── Records supplied

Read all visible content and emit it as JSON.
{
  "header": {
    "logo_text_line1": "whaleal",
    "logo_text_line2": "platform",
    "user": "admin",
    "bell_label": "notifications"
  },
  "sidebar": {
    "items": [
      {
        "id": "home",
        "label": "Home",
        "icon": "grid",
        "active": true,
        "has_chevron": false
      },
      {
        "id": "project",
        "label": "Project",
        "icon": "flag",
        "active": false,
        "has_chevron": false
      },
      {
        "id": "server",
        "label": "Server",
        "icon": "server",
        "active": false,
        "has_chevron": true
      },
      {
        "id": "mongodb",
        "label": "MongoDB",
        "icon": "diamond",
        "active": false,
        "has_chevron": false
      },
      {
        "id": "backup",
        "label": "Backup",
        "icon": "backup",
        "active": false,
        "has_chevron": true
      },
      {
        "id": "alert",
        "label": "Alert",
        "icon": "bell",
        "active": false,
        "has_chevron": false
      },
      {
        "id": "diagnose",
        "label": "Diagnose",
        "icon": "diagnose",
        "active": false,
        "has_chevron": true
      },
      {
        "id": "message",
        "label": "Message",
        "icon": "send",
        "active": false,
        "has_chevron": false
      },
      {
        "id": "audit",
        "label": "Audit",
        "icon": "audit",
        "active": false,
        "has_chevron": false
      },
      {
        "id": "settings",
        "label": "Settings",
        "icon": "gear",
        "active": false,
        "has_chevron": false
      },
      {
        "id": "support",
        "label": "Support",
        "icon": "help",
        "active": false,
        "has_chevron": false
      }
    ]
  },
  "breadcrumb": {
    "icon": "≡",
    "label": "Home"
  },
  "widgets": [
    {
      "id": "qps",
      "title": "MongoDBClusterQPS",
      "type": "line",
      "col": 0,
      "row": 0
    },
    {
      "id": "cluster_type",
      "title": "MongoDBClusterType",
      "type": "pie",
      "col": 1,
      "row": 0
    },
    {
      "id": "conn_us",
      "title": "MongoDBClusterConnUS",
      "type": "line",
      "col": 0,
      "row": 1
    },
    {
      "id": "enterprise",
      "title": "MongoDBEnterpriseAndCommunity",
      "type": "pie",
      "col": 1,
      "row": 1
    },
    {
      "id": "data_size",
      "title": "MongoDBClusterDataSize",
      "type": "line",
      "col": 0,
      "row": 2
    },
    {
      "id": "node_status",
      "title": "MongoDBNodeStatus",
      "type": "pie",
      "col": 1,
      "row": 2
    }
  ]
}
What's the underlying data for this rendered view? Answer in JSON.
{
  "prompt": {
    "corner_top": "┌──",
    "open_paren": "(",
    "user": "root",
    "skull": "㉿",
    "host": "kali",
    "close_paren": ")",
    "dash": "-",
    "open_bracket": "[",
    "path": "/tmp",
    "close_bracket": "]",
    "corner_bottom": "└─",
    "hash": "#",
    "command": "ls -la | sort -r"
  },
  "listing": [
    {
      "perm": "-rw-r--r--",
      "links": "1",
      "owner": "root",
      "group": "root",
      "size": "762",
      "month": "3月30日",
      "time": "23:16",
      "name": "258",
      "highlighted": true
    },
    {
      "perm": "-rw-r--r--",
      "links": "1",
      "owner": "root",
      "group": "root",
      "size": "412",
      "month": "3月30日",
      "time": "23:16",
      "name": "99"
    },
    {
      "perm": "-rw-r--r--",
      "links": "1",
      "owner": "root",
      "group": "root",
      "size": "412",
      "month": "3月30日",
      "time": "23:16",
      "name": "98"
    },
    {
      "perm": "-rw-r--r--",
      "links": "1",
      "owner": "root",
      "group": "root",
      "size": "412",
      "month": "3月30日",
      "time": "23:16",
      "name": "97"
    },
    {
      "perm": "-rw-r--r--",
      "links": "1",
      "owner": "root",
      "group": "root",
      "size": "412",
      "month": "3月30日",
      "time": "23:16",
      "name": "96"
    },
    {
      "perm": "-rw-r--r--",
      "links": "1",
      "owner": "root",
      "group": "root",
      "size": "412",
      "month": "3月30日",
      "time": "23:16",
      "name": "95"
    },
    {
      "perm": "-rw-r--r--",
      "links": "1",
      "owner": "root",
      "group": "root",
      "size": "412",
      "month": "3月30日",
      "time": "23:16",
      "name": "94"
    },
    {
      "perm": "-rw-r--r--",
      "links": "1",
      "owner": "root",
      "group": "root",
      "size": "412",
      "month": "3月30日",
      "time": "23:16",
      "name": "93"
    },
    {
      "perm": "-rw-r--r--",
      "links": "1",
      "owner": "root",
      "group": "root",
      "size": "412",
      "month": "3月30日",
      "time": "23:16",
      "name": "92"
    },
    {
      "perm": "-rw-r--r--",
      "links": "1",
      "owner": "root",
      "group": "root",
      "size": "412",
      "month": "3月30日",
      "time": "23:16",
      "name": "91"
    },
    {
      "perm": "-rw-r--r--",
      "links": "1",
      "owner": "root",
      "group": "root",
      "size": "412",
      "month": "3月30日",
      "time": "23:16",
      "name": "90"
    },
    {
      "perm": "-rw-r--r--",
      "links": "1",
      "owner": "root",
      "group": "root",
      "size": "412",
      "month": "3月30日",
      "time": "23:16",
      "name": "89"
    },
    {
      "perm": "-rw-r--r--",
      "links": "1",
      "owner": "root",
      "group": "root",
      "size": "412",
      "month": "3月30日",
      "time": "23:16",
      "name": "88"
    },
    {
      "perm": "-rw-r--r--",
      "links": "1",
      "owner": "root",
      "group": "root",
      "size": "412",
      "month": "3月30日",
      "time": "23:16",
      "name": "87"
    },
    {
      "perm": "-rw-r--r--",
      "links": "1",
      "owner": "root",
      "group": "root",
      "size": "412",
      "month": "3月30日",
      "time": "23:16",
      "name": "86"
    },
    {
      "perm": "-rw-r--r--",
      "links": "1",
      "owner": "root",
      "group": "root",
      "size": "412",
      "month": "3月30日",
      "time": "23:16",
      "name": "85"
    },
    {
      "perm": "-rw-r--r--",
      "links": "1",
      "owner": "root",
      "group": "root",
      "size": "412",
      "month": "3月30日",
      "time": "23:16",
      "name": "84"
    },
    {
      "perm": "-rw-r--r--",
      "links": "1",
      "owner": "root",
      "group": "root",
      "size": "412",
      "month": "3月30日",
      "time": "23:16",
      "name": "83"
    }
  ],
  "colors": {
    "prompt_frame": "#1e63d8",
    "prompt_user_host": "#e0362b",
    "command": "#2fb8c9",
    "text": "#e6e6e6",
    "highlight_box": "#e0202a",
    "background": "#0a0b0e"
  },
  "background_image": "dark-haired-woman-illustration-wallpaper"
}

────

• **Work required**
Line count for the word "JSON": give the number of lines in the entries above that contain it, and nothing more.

• **Result of the task**
2